Change in Growth Differentiation Factor 15 Concentrations Over Time Independently Predicts Mortality in Community-Dwelling Elderly Individuals
2013 (English)In: Clinical Chemistry, ISSN 0009-9147, E-ISSN 1530-8561, Vol. 59, no 7, 1091-1098 p.Article in journal (Refereed) Published
Growth differentiation factor 15 (GDF-15) is emerging as a powerful risk indicator in both cardiovascular disease patients and community-dwelling individuals. We investigated GDF-15 concentrations and their changes over 5 years in elderly individuals from the community, together with the underlying conditions and prognostic implications of these measurements.
We analyzed GDF-15 concentrations using a sandwich immunoassay in participants from the PIVUS (Prospective Investigation of the Vasculature in Uppsala Seniors) study. Measurements were performed at both 70 (n = 1004) and 75 (n = 813) years of age. Median follow-up was 8.0 years.

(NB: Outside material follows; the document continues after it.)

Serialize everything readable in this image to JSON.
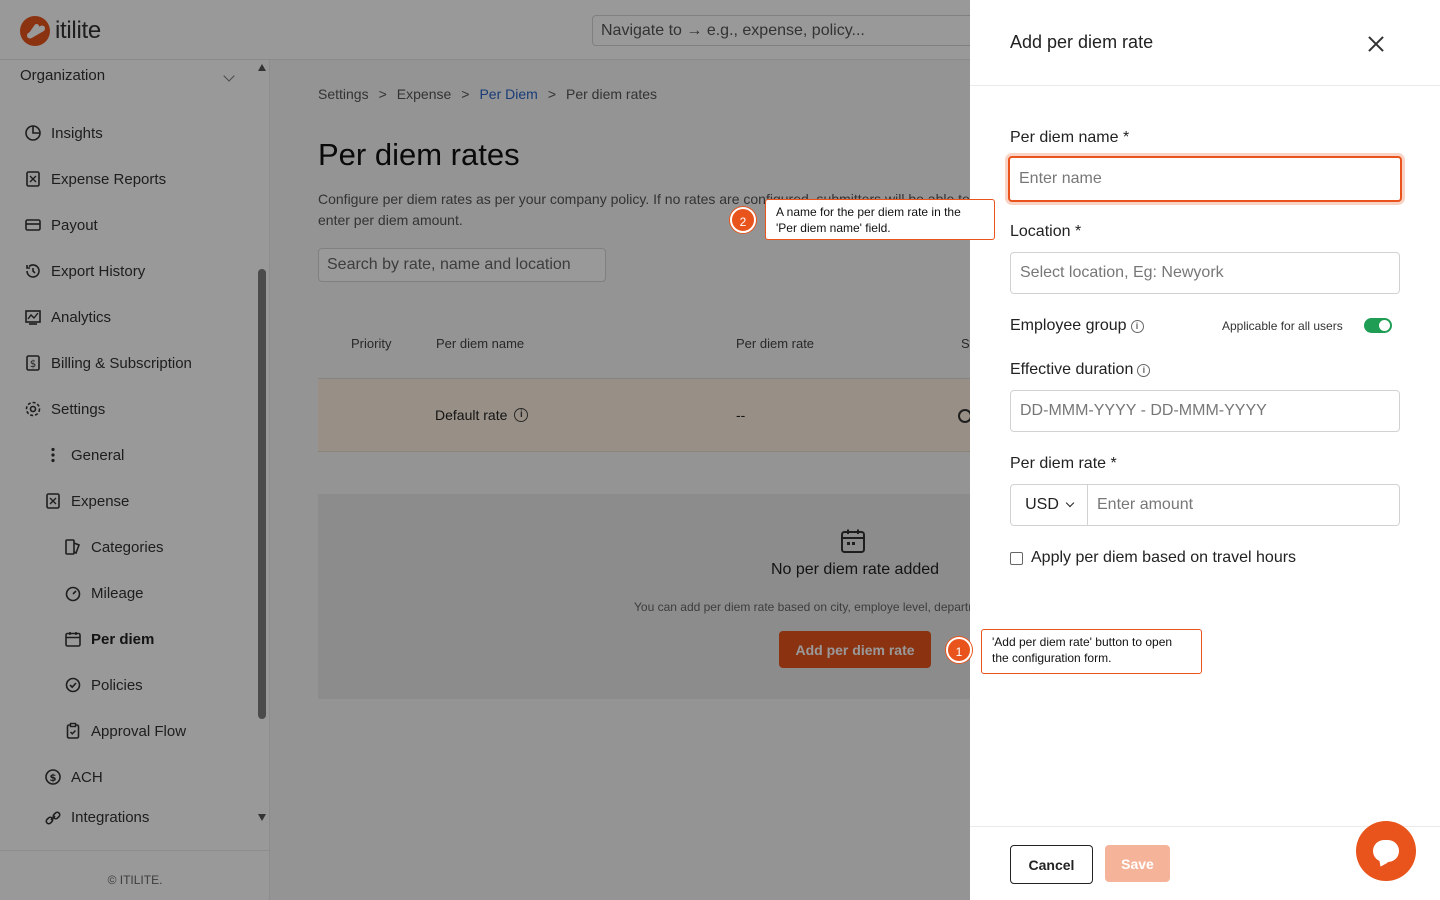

Over time, GDF-15 concentrations increased by 11.0% (P < 0.001). These changes were related to male sex, hypertension, diabetes, heart failure, renal function, and concentrations of N-terminal pro–B-type natriuretic peptide (NT-proBNP). Significant relationships also emerged between changes in GDF-15 and NT-proBNP, C-reactive protein, and renal function between ages 70 and 75. The R2 value of this model was 0.20. GDF-15 concentrations independently predicted all-cause mortality [hazard ratio 4.0 (95% CI 2.7–6.0)] with results obtained at ages 70 and 75 as updated covariates. Baseline GDF-15 concentrations improved prognostic discrimination and reclassification [c-statistic 0.06 (P = 0.006); integrated discrimination improvement = 0.030 (P = 0.004); category-free net reclassification improvement = 0.281 (P = 0.006)]. Change in GDF-15 concentrations over time independently predicted even all-cause mortality occurring after age 75 [hazard ratio 3.6 (95% CI 2.2–6.0)].
GDF-15 concentrations and their changes over time are powerful predictors of mortality in elderly community-dwelling individuals. GDF-15 concentrations increase with aging, and these changes are explained only partially by cardiovascular risk factors, indicators of neurohumoral activation and inflammation, and renal function. Thus GDF-15 reflects both cardiovascular and other biological processes closely related to longevity.
Place, publisher, year, edition, pages
2013. Vol. 59, no 7, 1091-1098 p.
Medical and Health Sciences
IdentifiersURN: urn:nbn:se:uu:diva-198200DOI: 10.1373/clinchem.2012.201210ISI: 000321549400015PubMedID: 23529704OAI: oai:DiVA.org:uu-198200DiVA: diva2:615417